Guidance on prescribing topical steroids reminds practitioners to prescribe the least strong steroid which is effective for the least possible length of time. A balance must be struck between efficacy and reducing adverse effects. Education is crucial to maximise efficacy and reduce adverse effects. Use of printed information may be helpful (including detail of how to use emollients and topical steroids) and education involving practice nurses to help improve efficacy of treatments and information for patients. Examples can be obtained from the British Association of Dermatologists and the National Eczema Society.
I had rotator cuff surgery 8 weeks ago. The day after the surgery, I started to itch. I thought it was the Pergoset and so I stopped that. It then became a strange rash. It comes out as a little bump, then turns into lines or circles. The doctor said it was my immune system reacting with some of the things in the anesthetic and it would go away as soon as it all came out of my system.
A few weeks later, I went to a dermatologist and she said the same thing, gave me Zyrtec and cream to use for two weeks. It has not gone away. Some areas fade and some more come out. The itch is worse than the surgery. Will it get better and do you concur that it is from the medicines I had?

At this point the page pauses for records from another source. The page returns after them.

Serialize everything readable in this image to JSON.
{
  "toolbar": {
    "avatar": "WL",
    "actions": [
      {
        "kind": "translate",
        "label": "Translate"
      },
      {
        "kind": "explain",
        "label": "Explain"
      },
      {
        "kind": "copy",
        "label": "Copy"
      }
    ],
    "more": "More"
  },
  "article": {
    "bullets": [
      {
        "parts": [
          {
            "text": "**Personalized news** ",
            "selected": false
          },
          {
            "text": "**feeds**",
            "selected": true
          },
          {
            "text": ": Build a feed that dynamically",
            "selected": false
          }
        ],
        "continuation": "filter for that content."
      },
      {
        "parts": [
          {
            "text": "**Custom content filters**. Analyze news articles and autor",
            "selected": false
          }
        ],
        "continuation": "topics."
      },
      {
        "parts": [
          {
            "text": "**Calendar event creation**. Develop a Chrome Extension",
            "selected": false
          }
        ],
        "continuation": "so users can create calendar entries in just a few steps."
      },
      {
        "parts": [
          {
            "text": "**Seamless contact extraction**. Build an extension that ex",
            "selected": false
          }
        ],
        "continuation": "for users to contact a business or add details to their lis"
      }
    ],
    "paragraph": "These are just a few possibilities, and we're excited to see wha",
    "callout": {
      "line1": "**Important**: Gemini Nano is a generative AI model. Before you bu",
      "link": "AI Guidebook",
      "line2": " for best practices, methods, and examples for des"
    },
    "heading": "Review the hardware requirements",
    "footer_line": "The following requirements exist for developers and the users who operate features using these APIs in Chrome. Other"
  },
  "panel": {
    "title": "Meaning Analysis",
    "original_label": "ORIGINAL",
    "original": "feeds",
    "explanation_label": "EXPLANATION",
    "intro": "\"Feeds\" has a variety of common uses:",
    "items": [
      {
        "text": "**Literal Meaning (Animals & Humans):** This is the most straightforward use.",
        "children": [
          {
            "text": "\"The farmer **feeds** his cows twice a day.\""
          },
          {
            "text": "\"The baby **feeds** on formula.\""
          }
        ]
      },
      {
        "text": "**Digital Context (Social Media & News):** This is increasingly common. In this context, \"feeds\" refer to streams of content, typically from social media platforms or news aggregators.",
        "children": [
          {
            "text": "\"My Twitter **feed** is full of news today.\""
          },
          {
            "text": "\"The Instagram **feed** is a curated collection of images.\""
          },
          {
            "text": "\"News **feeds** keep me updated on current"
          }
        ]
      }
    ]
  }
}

There is no cure for dermatographism but I am not sure if this is what you have. Antihistamines help control the symptoms if it is dermatographism and for some people the symptoms eventually dissipate. Surgery has been often linked to starting the dermatographism skin hives problem. It may be just a rash from the medication that will eventually go away.